Media release

28 November 2017

More than eight out of 10 migrants surveyed are satisfied with the quality of service they received from licensed immigration advisers located in New Zealand as well as overseas, says Registrar of the Immigration Advisers Authority (IAA) Catherine Albiston.

The IAA has surveyed visa applicants who used a licensed immigration adviser since 2009 with high satisfaction rates of New Zealand-based advisers, but this is the first year we’ve seen those same satisfaction rates apply to migrant experiences of overseas advisers,” says Ms Albiston.

“This year’s results confirm the IAA’s work to enforce New Zealand’s immigration adviser licensing requirements is having an impact, as well as highlighting the professional service provided by advisers.

“Our message to migrants is always to make sure they check their immigration adviser is licensed or exempt, such as a New Zealand lawyer or community law centre.
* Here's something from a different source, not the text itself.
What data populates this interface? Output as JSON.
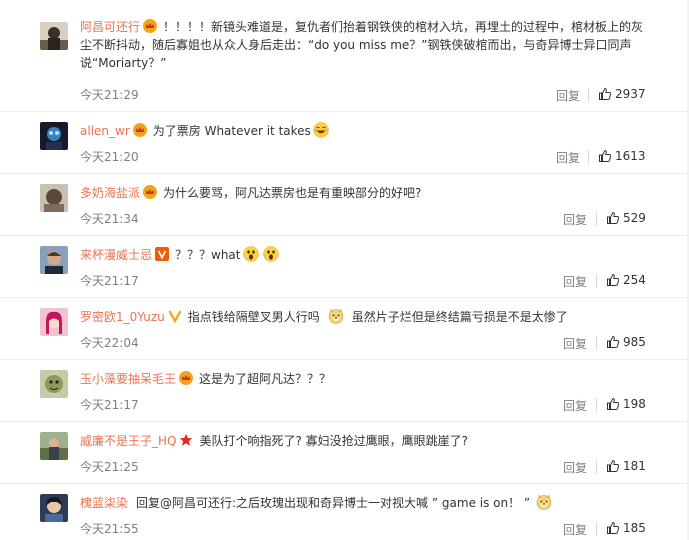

Licensed immigration advisers have met competency standards, and follow a code of conduct.

“To help migrants through the process of finding the best person to provide them with immigration advice, the IAA has developed a ‘Looking for immigration advice’ checklist and a ‘who can give immigration advice’ chart available on the website.”
The 2016/2017 survey results show 85 per cent of the 1,841 respondents were satisfied with the overall quality of service they received from their licensed immigration adviser.

“Licensed advisers are required to provide written agreements, a full description of the service and cost, and show respect for a client’s situation. Anyone can make a complaint to the IAA about an adviser if they’re not receiving this type of service, or if the person is unlicensed,” adds Ms Albiston.

“More than eight in ten clients were willing to recommend their licensed adviser to friends or family, which shows the quality of the service provided.”

Any person providing New Zealand immigration advice anywhere in the world must be licensed by the IAA unless exempt. You can search for a licensed immigration adviser via the IAA website.

Read more about the survey results here.

ENDS

Notes to editor

The Immigration Advisers Authority was set up to promote and protect the interests of people receiving New Zealand immigration advice.

We do this by:

Under the Immigration Advisers Licensing Act 2007 anyone giving immigration advice must have a licence unless they are exempt. Exempt people include lawyers with a current New Zealand practising certificate and Citizens Advice Bureaux staff among others.

The Authority is independent of Immigration New Zealand and cannot give immigration advice or influence a visa application.